As Iraq bites, PM Modi braces for hard decisions on fuels
The PM had recently taken stock of the energy sector and reviewed bottlenecks impeding oil and gas, power and coal production besides the impact of Iraq crisis that has led to a sharp increase in crude oil prices.india Updated: Jun 23, 2014 14:06 IST
Some harsh decisions by the government to correct anomalies in domestic fuel pricing in order to reduce oil subsidies and keep India’s fiscal health under check seem inevitable.
Prime Minister Narendra Modi on Wednesday took stock of the energy sector and reviewed bottlenecks impeding oil and gas, power and coal production besides the impact of Iraq crisis that has led to a sharp increase in crude oil prices, which has a direct impact on the country’s economy.
“Issues needing immediate attention of the government as also adequate steps to restore investor’s confidence by removing sector-specific impediments were discussed in the meeting,” a senior government official said.
Modi met petroleum minister Dharmendra Pradhan and power and coal minister Piyush Goyal on Friday to review the implications of the growing Iraq turmoil. As the global crude oil prices scale new highs, it’s a worrying sign for a country like India that imports oil worth $150 billion every year.

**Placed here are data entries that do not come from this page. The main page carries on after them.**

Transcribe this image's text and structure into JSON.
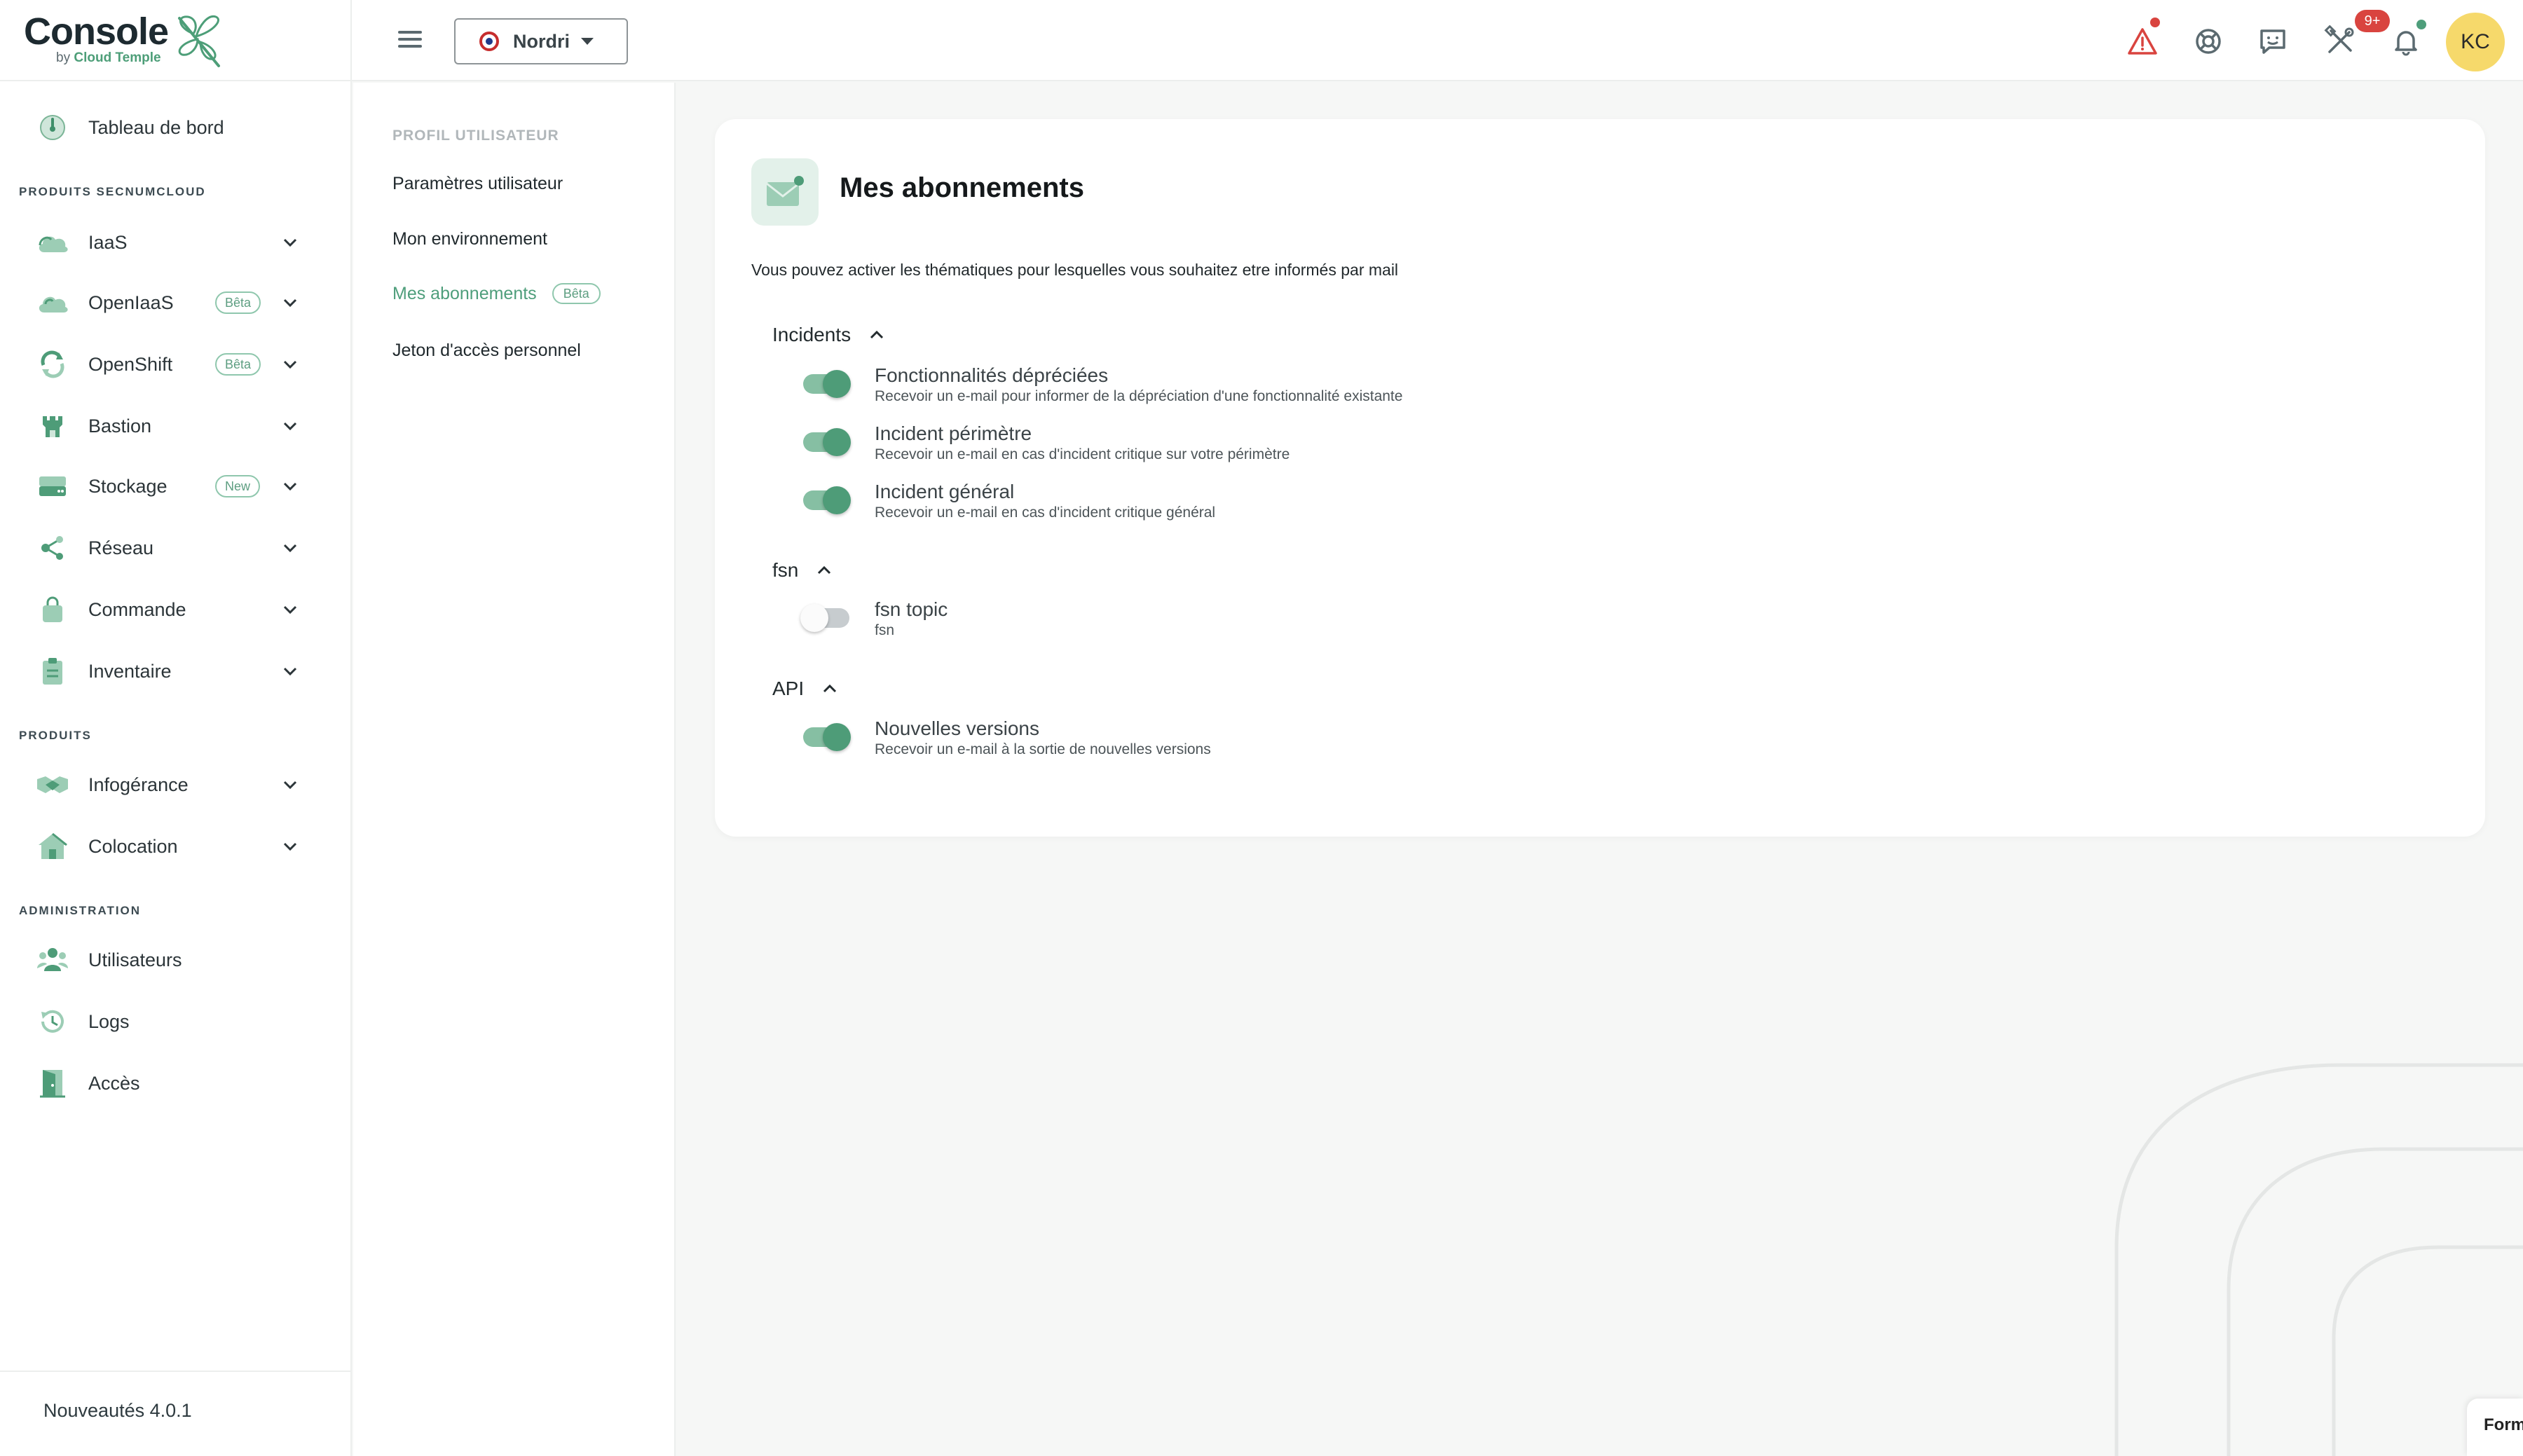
{
  "app": {
    "logo_word": "Console",
    "logo_by": "by",
    "logo_company": "Cloud Temple"
  },
  "sidebar": {
    "dashboard": "Tableau de bord",
    "section_secnum": "PRODUITS SECNUMCLOUD",
    "section_products": "PRODUITS",
    "section_admin": "ADMINISTRATION",
    "items": [
      {
        "label": "IaaS",
        "icon": "cloud-icon"
      },
      {
        "label": "OpenIaaS",
        "badge": "Bêta",
        "icon": "cloud-stack-icon"
      },
      {
        "label": "OpenShift",
        "badge": "Bêta",
        "icon": "refresh-icon"
      },
      {
        "label": "Bastion",
        "icon": "castle-icon"
      },
      {
        "label": "Stockage",
        "badge": "New",
        "icon": "storage-icon"
      },
      {
        "label": "Réseau",
        "icon": "network-icon"
      },
      {
        "label": "Commande",
        "icon": "shopping-bag-icon"
      },
      {
        "label": "Inventaire",
        "icon": "clipboard-icon"
      }
    ],
    "products": [
      {
        "label": "Infogérance",
        "icon": "handshake-icon"
      },
      {
        "label": "Colocation",
        "icon": "house-icon"
      }
    ],
    "admin": [
      {
        "label": "Utilisateurs",
        "icon": "users-icon"
      },
      {
        "label": "Logs",
        "icon": "history-icon"
      },
      {
        "label": "Accès",
        "icon": "door-icon"
      }
    ],
    "news": "Nouveautés 4.0.1"
  },
  "topbar": {
    "tenant": "Nordri",
    "notif_count": "9+",
    "avatar_initials": "KC",
    "alert_color": "#d9443f",
    "accent": "#4e9e7b"
  },
  "subnav": {
    "title": "PROFIL UTILISATEUR",
    "items": [
      {
        "label": "Paramètres utilisateur"
      },
      {
        "label": "Mon environnement"
      },
      {
        "label": "Mes abonnements",
        "badge": "Bêta",
        "active": true
      },
      {
        "label": "Jeton d'accès personnel"
      }
    ]
  },
  "main": {
    "title": "Mes abonnements",
    "description": "Vous pouvez activer les thématiques pour lesquelles vous souhaitez etre informés par mail",
    "groups": [
      {
        "name": "Incidents",
        "items": [
          {
            "title": "Fonctionnalités dépréciées",
            "subtitle": "Recevoir un e-mail pour informer de la dépréciation d'une fonctionnalité existante",
            "enabled": true
          },
          {
            "title": "Incident périmètre",
            "subtitle": "Recevoir un e-mail en cas d'incident critique sur votre périmètre",
            "enabled": true
          },
          {
            "title": "Incident général",
            "subtitle": "Recevoir un e-mail en cas d'incident critique général",
            "enabled": true
          }
        ]
      },
      {
        "name": "fsn",
        "items": [
          {
            "title": "fsn topic",
            "subtitle": "fsn",
            "enabled": false
          }
        ]
      },
      {
        "name": "API",
        "items": [
          {
            "title": "Nouvelles versions",
            "subtitle": "Recevoir un e-mail à la sortie de nouvelles versions",
            "enabled": true
          }
        ]
      }
    ]
  },
  "form_tab": "Form"
}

The Indian basket of crude oil has moved up to $112.45 a barrel from $106 just two weeks back.
Sources said the oil minister informed Modi that while no immediate fuel supply disruptions are feared, a contingency plan including diversification of India’s crude oil imports from oil producing nations other than Iraq is underway in order to minimise the impact of any geo-political instability in West Asia.
India, the world’s fourth-largest oil consumer, imports around 4 million barrels a day of crude oil — costing $165 billion a year at current prices, or more than a third of its total import bill.
Other issues flagged in the meeting included steps to reduce fuel subsidies, investor friendly new gas pricing policy, ensuring security of oil and gas supplies, increasing domestic coal production, ensuring adequate coal supplies for power generation.